He added, “At the opening ceremony we saw a beautiful rendition of synchronized swimming by the Longvillier Club of Martinique. This is an event we are looking to introduce in Saint Lucia apart from the Open Water event. The performance was breathtaking, and a first for our visitors and swimmers. We are hoping in our future swim meets we can invite the Longvillier Club to continuously come to Saint Lucia to do presentations so we can get the interest of artistic swimming to our swimmers and not only to the general public. SLAF believes our swimmers should have a different discipline than the regime they presently do; just swimming.”
Guadeloupe has accepted the Keys to host the MIAGE in 2020. According to Hazell, Saint Lucia needs a breathing space in order for the SLAF to do a full assessment to make sure preparations are in order to host a better event the next time around.
Hazell said, “The MIAGE is set up to give a lot to the young swimmers who don’t usually get to compete at the OECS/ CARIFTA and CCCAN Swim Championship, to get the opportunity/exposure, to come in and improve on their times and their strokes and have fun at the same time.”

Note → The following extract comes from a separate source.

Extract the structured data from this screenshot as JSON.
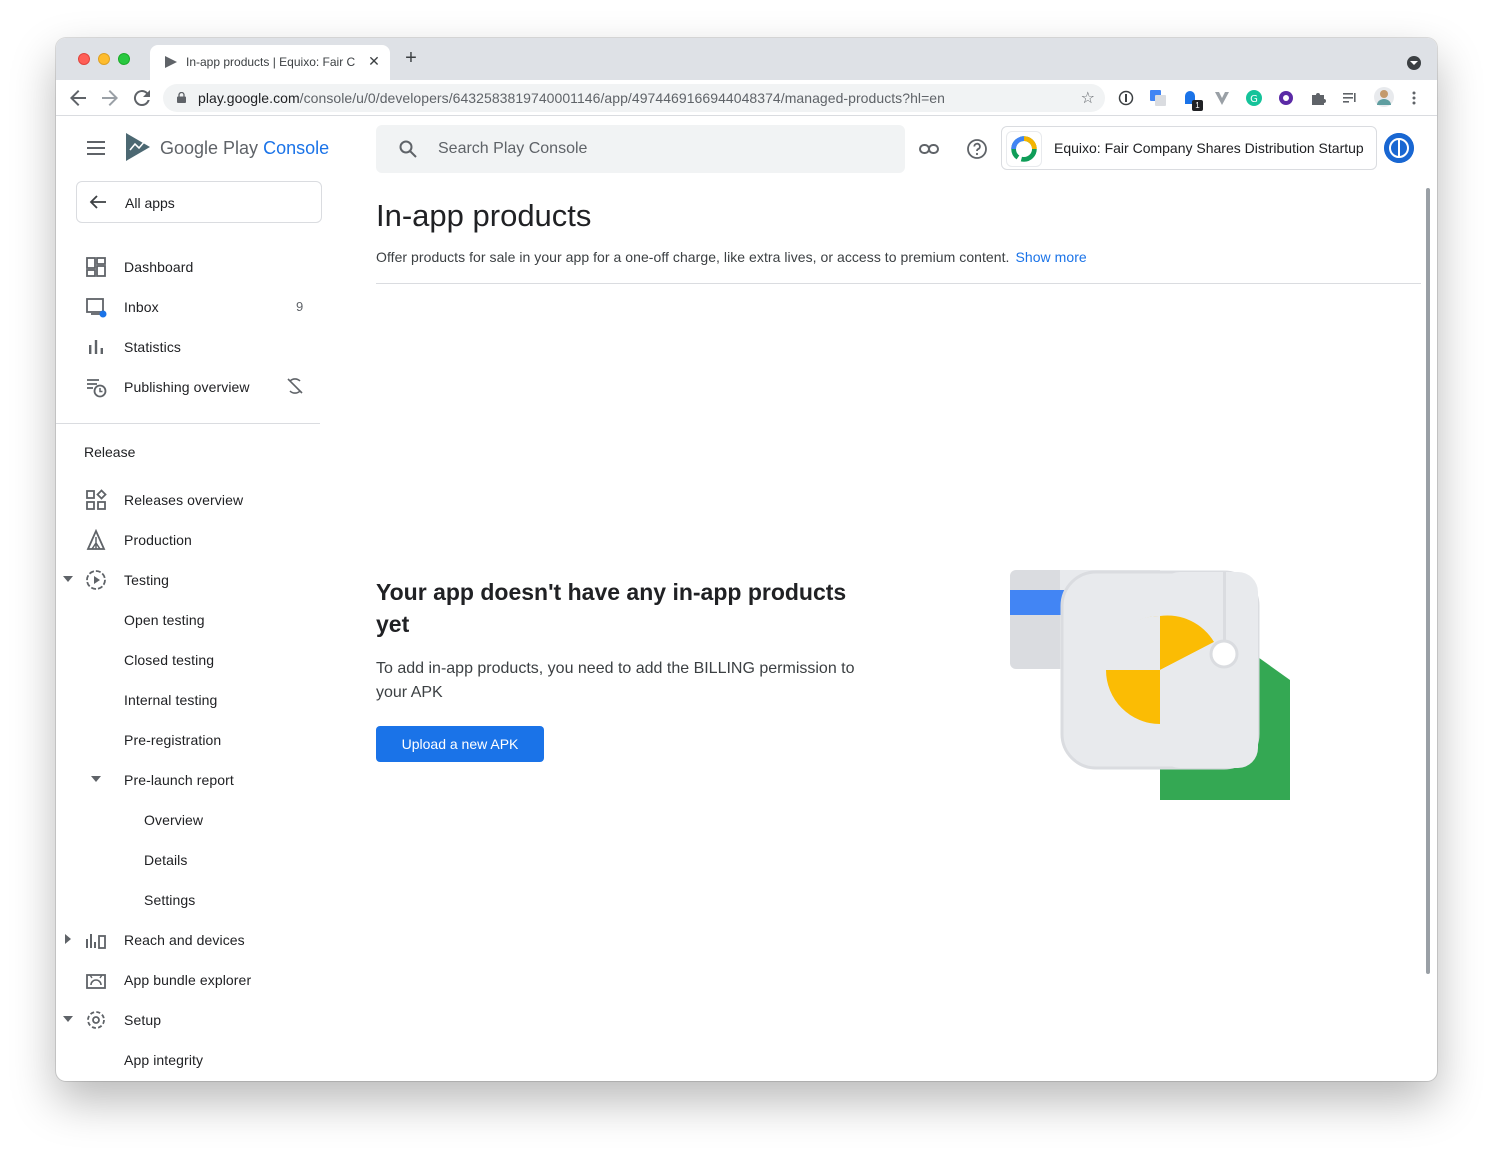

Is this a wakeup call for Saint Lucia in terms of the level of competition from the French teams?
“We could have seen it,” he admitted. “The French are very strong in endurance; they train five days a week and every day they do open water swimming. Afternoon sessions are strictly pool training, so they place a lot of emphasis on distance training. You could have seen it in the 400 meters; they outclassed our swimmers, although our swimmers kept up with them. We are not accustomed to that level of training because obviously, we do not have the type of facilities and we do not have that type of regime in terms of training for our swimmers.
“Part of our development plan is to incorporate that aspect of training. We are constrained by a number of things and one is the cost of swimming in Saint Lucia. It was discussed with us by the French authorities. They realise it is a costly affair for Saint Lucia to put on the MIAGE.”
Hazell concluded: “When you take on the responsibility to host a meet like this obviously all the expense is on you from accommodation to food. When the French did their budget to host theirs they realized Saint Lucia’s was way higher and when we showed them the breakdown they understood. We have serious limitations in terms of cost in putting on anything in Saint Lucia.”